Your assignment:
Copy nothing but the text: repeat each entry exactly and drop the images.

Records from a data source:
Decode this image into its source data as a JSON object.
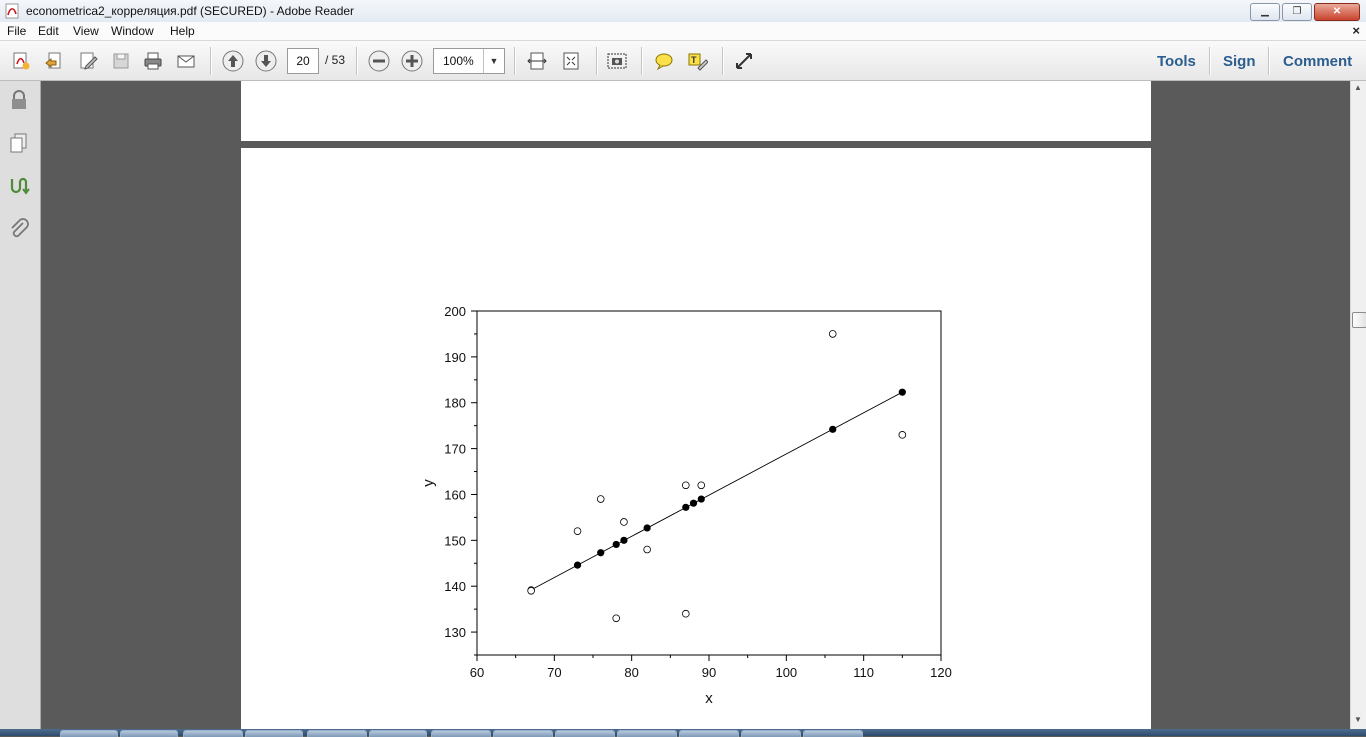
{
  "window": {
    "title": "econometrica2_корреляция.pdf (SECURED) - Adobe Reader"
  },
  "menu": {
    "file": "File",
    "edit": "Edit",
    "view": "View",
    "window": "Window",
    "help": "Help",
    "close_glyph": "×"
  },
  "toolbar": {
    "page_current": "20",
    "page_total": "/ 53",
    "zoom": "100%",
    "tools": "Tools",
    "sign": "Sign",
    "comment": "Comment",
    "icons": [
      "create-pdf-icon",
      "open-icon",
      "edit-icon",
      "save-icon",
      "print-icon",
      "email-icon",
      "prev-page-icon",
      "next-page-icon",
      "zoom-out-icon",
      "zoom-in-icon",
      "fit-width-icon",
      "fit-page-icon",
      "snapshot-icon",
      "sticky-note-icon",
      "highlight-icon",
      "full-screen-icon"
    ]
  },
  "left_panel": {
    "icons": [
      "lock-icon",
      "pages-icon",
      "signatures-icon",
      "attachments-icon"
    ]
  },
  "chart_data": {
    "type": "scatter",
    "xlabel": "x",
    "ylabel": "y",
    "xlim": [
      60,
      120
    ],
    "ylim": [
      125,
      200
    ],
    "x_ticks": [
      "60",
      "70",
      "80",
      "90",
      "100",
      "110",
      "120"
    ],
    "y_ticks": [
      "130",
      "140",
      "150",
      "160",
      "170",
      "180",
      "190",
      "200"
    ],
    "series": [
      {
        "marker": "filled",
        "points": [
          [
            67,
            139.2
          ],
          [
            73,
            144.6
          ],
          [
            76,
            147.3
          ],
          [
            78,
            149.1
          ],
          [
            79,
            150
          ],
          [
            82,
            152.7
          ],
          [
            87,
            157.2
          ],
          [
            88,
            158.1
          ],
          [
            89,
            159
          ],
          [
            106,
            174.2
          ],
          [
            115,
            182.3
          ]
        ]
      },
      {
        "marker": "open",
        "points": [
          [
            67,
            139
          ],
          [
            73,
            152
          ],
          [
            76,
            159
          ],
          [
            78,
            133
          ],
          [
            79,
            154
          ],
          [
            82,
            148
          ],
          [
            87,
            162
          ],
          [
            87,
            134
          ],
          [
            89,
            162
          ],
          [
            106,
            195
          ],
          [
            115,
            173
          ]
        ]
      }
    ],
    "fit_line": {
      "x": [
        67,
        115
      ],
      "y": [
        139.2,
        182.3
      ]
    }
  }
}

Worked solution:
Decode this image into its source data as a JSON object.
{
  "window": {
    "title": "econometrica2_корреляция.pdf (SECURED) - Adobe Reader"
  },
  "menu": {
    "file": "File",
    "edit": "Edit",
    "view": "View",
    "window": "Window",
    "help": "Help",
    "close_glyph": "×"
  },
  "toolbar": {
    "page_current": "20",
    "page_total": "/ 53",
    "zoom": "100%",
    "tools": "Tools",
    "sign": "Sign",
    "comment": "Comment",
    "icons": [
      "create-pdf-icon",
      "open-icon",
      "edit-icon",
      "save-icon",
      "print-icon",
      "email-icon",
      "prev-page-icon",
      "next-page-icon",
      "zoom-out-icon",
      "zoom-in-icon",
      "fit-width-icon",
      "fit-page-icon",
      "snapshot-icon",
      "sticky-note-icon",
      "highlight-icon",
      "full-screen-icon"
    ]
  },
  "left_panel": {
    "icons": [
      "lock-icon",
      "pages-icon",
      "signatures-icon",
      "attachments-icon"
    ]
  },
  "chart_data": {
    "type": "scatter",
    "xlabel": "x",
    "ylabel": "y",
    "xlim": [
      60,
      120
    ],
    "ylim": [
      125,
      200
    ],
    "x_ticks": [
      "60",
      "70",
      "80",
      "90",
      "100",
      "110",
      "120"
    ],
    "y_ticks": [
      "130",
      "140",
      "150",
      "160",
      "170",
      "180",
      "190",
      "200"
    ],
    "series": [
      {
        "marker": "filled",
        "points": [
          [
            67,
            139.2
          ],
          [
            73,
            144.6
          ],
          [
            76,
            147.3
          ],
          [
            78,
            149.1
          ],
          [
            79,
            150
          ],
          [
            82,
            152.7
          ],
          [
            87,
            157.2
          ],
          [
            88,
            158.1
          ],
          [
            89,
            159
          ],
          [
            106,
            174.2
          ],
          [
            115,
            182.3
          ]
        ]
      },
      {
        "marker": "open",
        "points": [
          [
            67,
            139
          ],
          [
            73,
            152
          ],
          [
            76,
            159
          ],
          [
            78,
            133
          ],
          [
            79,
            154
          ],
          [
            82,
            148
          ],
          [
            87,
            162
          ],
          [
            87,
            134
          ],
          [
            89,
            162
          ],
          [
            106,
            195
          ],
          [
            115,
            173
          ]
        ]
      }
    ],
    "fit_line": {
      "x": [
        67,
        115
      ],
      "y": [
        139.2,
        182.3
      ]
    }
  }
}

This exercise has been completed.